When my Catholic Relief Services colleagues and I were asked to guess his age, we'd reckoned Paustino to be in his late 70s or early 80s. We were told he was not likely much more than 50. During the war, he was captured and tortured by the Lord's Resistance Army. The torture aged him. He finally escaped the LRA—a nearly unheard of feat—and returned to Palotaka, where he now teaches religion classes.
The church looks ravaged by time and the abuse of soldiers who commandeered the town for some period in the late 1980s or early 1990s. Wavy tracks of bullet holes stipple the upper walls. A statue of Mary and Jesus is hacked by gunfire. And a gaping hole in a wall near the church entrance attests to heavy artillery.

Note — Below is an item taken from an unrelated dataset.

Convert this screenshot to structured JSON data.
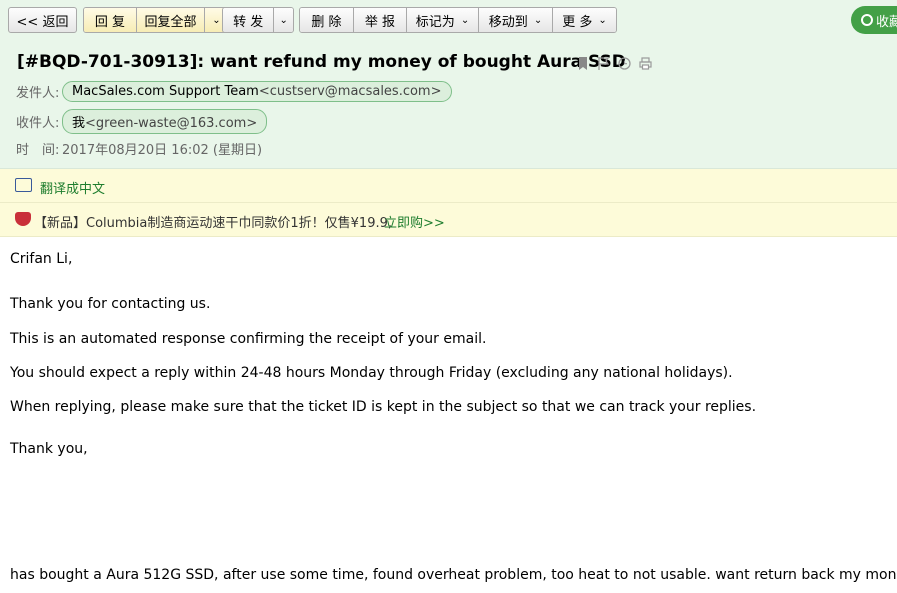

A touching, but unverifiable, story has it that, one day, an Antonov bomber flew in to attack Palotaka, and the church in particular. Paustino ran to the entrance of the church, dropped to his knees and began praying that God would spare the building. He also prayed that if God should see fit to allow the Antonov bomb to find its mark, Paustino himself wanted to die with it, as the church was the only thing of value in his life.
Well, Antonovs fly low—almost everyone in southern Sudan knows their peculiar thrum—and apparently it was clear to everyone in the village that the plane intended to bomb the church to make it useless for enemy soldiers. The bomber made six passes, but it never hit the church.
We were later taken to a place where a bomb—believed to be intended for the church—did fall and explode, leaving a massive crater. Undoubtedly, that bomb would have obliterated the church building.
Paustino cares for his battered church, keeping it about as clean as could be hoped, given its condition. His life and work symbolize southern Sudan's suffering, its reckless faith and its unwavering devotion.
John Lindner is managing editor of the crs.org website and blog. He traveled to Sudan for CRS to report on peacebuilding.